╔══

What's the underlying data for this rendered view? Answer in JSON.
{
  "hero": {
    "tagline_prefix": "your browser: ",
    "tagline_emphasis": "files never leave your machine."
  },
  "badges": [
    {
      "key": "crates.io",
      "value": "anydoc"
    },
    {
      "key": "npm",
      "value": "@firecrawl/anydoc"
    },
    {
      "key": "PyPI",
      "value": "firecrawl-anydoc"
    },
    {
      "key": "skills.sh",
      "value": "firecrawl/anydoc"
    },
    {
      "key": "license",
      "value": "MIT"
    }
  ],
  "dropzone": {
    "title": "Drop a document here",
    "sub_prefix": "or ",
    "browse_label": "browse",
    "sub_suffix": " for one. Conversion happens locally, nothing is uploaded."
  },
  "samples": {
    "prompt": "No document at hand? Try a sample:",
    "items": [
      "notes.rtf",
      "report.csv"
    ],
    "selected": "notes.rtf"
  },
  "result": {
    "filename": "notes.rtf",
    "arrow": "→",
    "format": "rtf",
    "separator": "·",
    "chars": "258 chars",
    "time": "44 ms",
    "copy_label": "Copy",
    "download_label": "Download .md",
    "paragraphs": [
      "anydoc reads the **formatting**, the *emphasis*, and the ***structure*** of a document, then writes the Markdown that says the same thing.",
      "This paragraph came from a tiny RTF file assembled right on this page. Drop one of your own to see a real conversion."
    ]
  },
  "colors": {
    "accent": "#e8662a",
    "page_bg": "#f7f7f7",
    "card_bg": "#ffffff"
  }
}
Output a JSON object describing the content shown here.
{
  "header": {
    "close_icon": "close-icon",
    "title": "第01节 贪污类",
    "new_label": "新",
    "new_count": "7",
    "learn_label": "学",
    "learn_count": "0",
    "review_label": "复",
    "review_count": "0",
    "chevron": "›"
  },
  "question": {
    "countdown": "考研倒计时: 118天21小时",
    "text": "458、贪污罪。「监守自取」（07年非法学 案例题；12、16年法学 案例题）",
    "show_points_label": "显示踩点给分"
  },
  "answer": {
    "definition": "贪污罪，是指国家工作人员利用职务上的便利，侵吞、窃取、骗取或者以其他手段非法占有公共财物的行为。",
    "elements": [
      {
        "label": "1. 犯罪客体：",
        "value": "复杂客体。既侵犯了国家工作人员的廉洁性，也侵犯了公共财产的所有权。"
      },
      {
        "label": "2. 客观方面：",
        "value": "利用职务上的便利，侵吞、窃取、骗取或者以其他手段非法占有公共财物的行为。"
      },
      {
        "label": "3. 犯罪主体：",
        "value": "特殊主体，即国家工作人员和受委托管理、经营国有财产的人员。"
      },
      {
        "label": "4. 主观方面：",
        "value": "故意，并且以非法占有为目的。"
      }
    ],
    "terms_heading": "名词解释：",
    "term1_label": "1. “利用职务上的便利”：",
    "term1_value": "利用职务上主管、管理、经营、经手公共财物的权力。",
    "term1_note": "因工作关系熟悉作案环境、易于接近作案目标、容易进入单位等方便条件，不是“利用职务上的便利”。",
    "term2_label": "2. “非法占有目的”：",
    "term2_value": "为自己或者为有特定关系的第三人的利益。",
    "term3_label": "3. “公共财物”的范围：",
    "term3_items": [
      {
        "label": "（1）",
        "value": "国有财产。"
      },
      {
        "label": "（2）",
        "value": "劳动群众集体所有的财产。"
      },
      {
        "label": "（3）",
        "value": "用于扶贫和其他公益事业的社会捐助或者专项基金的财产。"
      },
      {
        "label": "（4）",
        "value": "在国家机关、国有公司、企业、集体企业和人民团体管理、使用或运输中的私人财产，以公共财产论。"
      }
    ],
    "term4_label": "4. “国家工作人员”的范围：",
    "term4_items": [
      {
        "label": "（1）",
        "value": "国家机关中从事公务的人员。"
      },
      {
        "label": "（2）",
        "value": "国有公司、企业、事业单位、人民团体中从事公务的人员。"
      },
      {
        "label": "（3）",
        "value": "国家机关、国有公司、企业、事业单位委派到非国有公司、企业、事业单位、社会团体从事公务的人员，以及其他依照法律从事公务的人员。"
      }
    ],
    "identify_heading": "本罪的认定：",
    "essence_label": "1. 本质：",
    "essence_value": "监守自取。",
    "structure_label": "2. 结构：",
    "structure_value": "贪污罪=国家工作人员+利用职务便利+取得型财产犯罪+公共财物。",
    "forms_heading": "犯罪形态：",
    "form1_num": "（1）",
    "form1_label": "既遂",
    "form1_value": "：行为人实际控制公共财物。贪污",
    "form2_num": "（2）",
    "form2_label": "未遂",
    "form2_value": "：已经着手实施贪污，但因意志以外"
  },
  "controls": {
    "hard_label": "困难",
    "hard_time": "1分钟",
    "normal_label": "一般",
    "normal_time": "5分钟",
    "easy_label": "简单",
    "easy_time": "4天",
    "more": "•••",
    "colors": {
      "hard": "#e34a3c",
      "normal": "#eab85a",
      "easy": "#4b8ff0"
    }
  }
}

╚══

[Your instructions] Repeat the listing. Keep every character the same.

[Response to this exercise]
What's the underlying data for this rendered view? Answer in JSON.
{
  "hero": {
    "tagline_prefix": "your browser: ",
    "tagline_emphasis": "files never leave your machine."
  },
  "badges": [
    {
      "key": "crates.io",
      "value": "anydoc"
    },
    {
      "key": "npm",
      "value": "@firecrawl/anydoc"
    },
    {
      "key": "PyPI",
      "value": "firecrawl-anydoc"
    },
    {
      "key": "skills.sh",
      "value": "firecrawl/anydoc"
    },
    {
      "key": "license",
      "value": "MIT"
    }
  ],
  "dropzone": {
    "title": "Drop a document here",
    "sub_prefix": "or ",
    "browse_label": "browse",
    "sub_suffix": " for one. Conversion happens locally, nothing is uploaded."
  },
  "samples": {
    "prompt": "No document at hand? Try a sample:",
    "items": [
      "notes.rtf",
      "report.csv"
    ],
    "selected": "notes.rtf"
  },
  "result": {
    "filename": "notes.rtf",
    "arrow": "→",
    "format": "rtf",
    "separator": "·",
    "chars": "258 chars",
    "time": "44 ms",
    "copy_label": "Copy",
    "download_label": "Download .md",
    "paragraphs": [
      "anydoc reads the **formatting**, the *emphasis*, and the ***structure*** of a document, then writes the Markdown that says the same thing.",
      "This paragraph came from a tiny RTF file assembled right on this page. Drop one of your own to see a real conversion."
    ]
  },
  "colors": {
    "accent": "#e8662a",
    "page_bg": "#f7f7f7",
    "card_bg": "#ffffff"
  }
}
Output a JSON object describing the content shown here.
{
  "header": {
    "close_icon": "close-icon",
    "title": "第01节 贪污类",
    "new_label": "新",
    "new_count": "7",
    "learn_label": "学",
    "learn_count": "0",
    "review_label": "复",
    "review_count": "0",
    "chevron": "›"
  },
  "question": {
    "countdown": "考研倒计时: 118天21小时",
    "text": "458、贪污罪。「监守自取」（07年非法学 案例题；12、16年法学 案例题）",
    "show_points_label": "显示踩点给分"
  },
  "answer": {
    "definition": "贪污罪，是指国家工作人员利用职务上的便利，侵吞、窃取、骗取或者以其他手段非法占有公共财物的行为。",
    "elements": [
      {
        "label": "1. 犯罪客体：",
        "value": "复杂客体。既侵犯了国家工作人员的廉洁性，也侵犯了公共财产的所有权。"
      },
      {
        "label": "2. 客观方面：",
        "value": "利用职务上的便利，侵吞、窃取、骗取或者以其他手段非法占有公共财物的行为。"
      },
      {
        "label": "3. 犯罪主体：",
        "value": "特殊主体，即国家工作人员和受委托管理、经营国有财产的人员。"
      },
      {
        "label": "4. 主观方面：",
        "value": "故意，并且以非法占有为目的。"
      }
    ],
    "terms_heading": "名词解释：",
    "term1_label": "1. “利用职务上的便利”：",
    "term1_value": "利用职务上主管、管理、经营、经手公共财物的权力。",
    "term1_note": "因工作关系熟悉作案环境、易于接近作案目标、容易进入单位等方便条件，不是“利用职务上的便利”。",
    "term2_label": "2. “非法占有目的”：",
    "term2_value": "为自己或者为有特定关系的第三人的利益。",
    "term3_label": "3. “公共财物”的范围：",
    "term3_items": [
      {
        "label": "（1）",
        "value": "国有财产。"
      },
      {
        "label": "（2）",
        "value": "劳动群众集体所有的财产。"
      },
      {
        "label": "（3）",
        "value": "用于扶贫和其他公益事业的社会捐助或者专项基金的财产。"
      },
      {
        "label": "（4）",
        "value": "在国家机关、国有公司、企业、集体企业和人民团体管理、使用或运输中的私人财产，以公共财产论。"
      }
    ],
    "term4_label": "4. “国家工作人员”的范围：",
    "term4_items": [
      {
        "label": "（1）",
        "value": "国家机关中从事公务的人员。"
      },
      {
        "label": "（2）",
        "value": "国有公司、企业、事业单位、人民团体中从事公务的人员。"
      },
      {
        "label": "（3）",
        "value": "国家机关、国有公司、企业、事业单位委派到非国有公司、企业、事业单位、社会团体从事公务的人员，以及其他依照法律从事公务的人员。"
      }
    ],
    "identify_heading": "本罪的认定：",
    "essence_label": "1. 本质：",
    "essence_value": "监守自取。",
    "structure_label": "2. 结构：",
    "structure_value": "贪污罪=国家工作人员+利用职务便利+取得型财产犯罪+公共财物。",
    "forms_heading": "犯罪形态：",
    "form1_num": "（1）",
    "form1_label": "既遂",
    "form1_value": "：行为人实际控制公共财物。贪污",
    "form2_num": "（2）",
    "form2_label": "未遂",
    "form2_value": "：已经着手实施贪污，但因意志以外"
  },
  "controls": {
    "hard_label": "困难",
    "hard_time": "1分钟",
    "normal_label": "一般",
    "normal_time": "5分钟",
    "easy_label": "简单",
    "easy_time": "4天",
    "more": "•••",
    "colors": {
      "hard": "#e34a3c",
      "normal": "#eab85a",
      "easy": "#4b8ff0"
    }
  }
}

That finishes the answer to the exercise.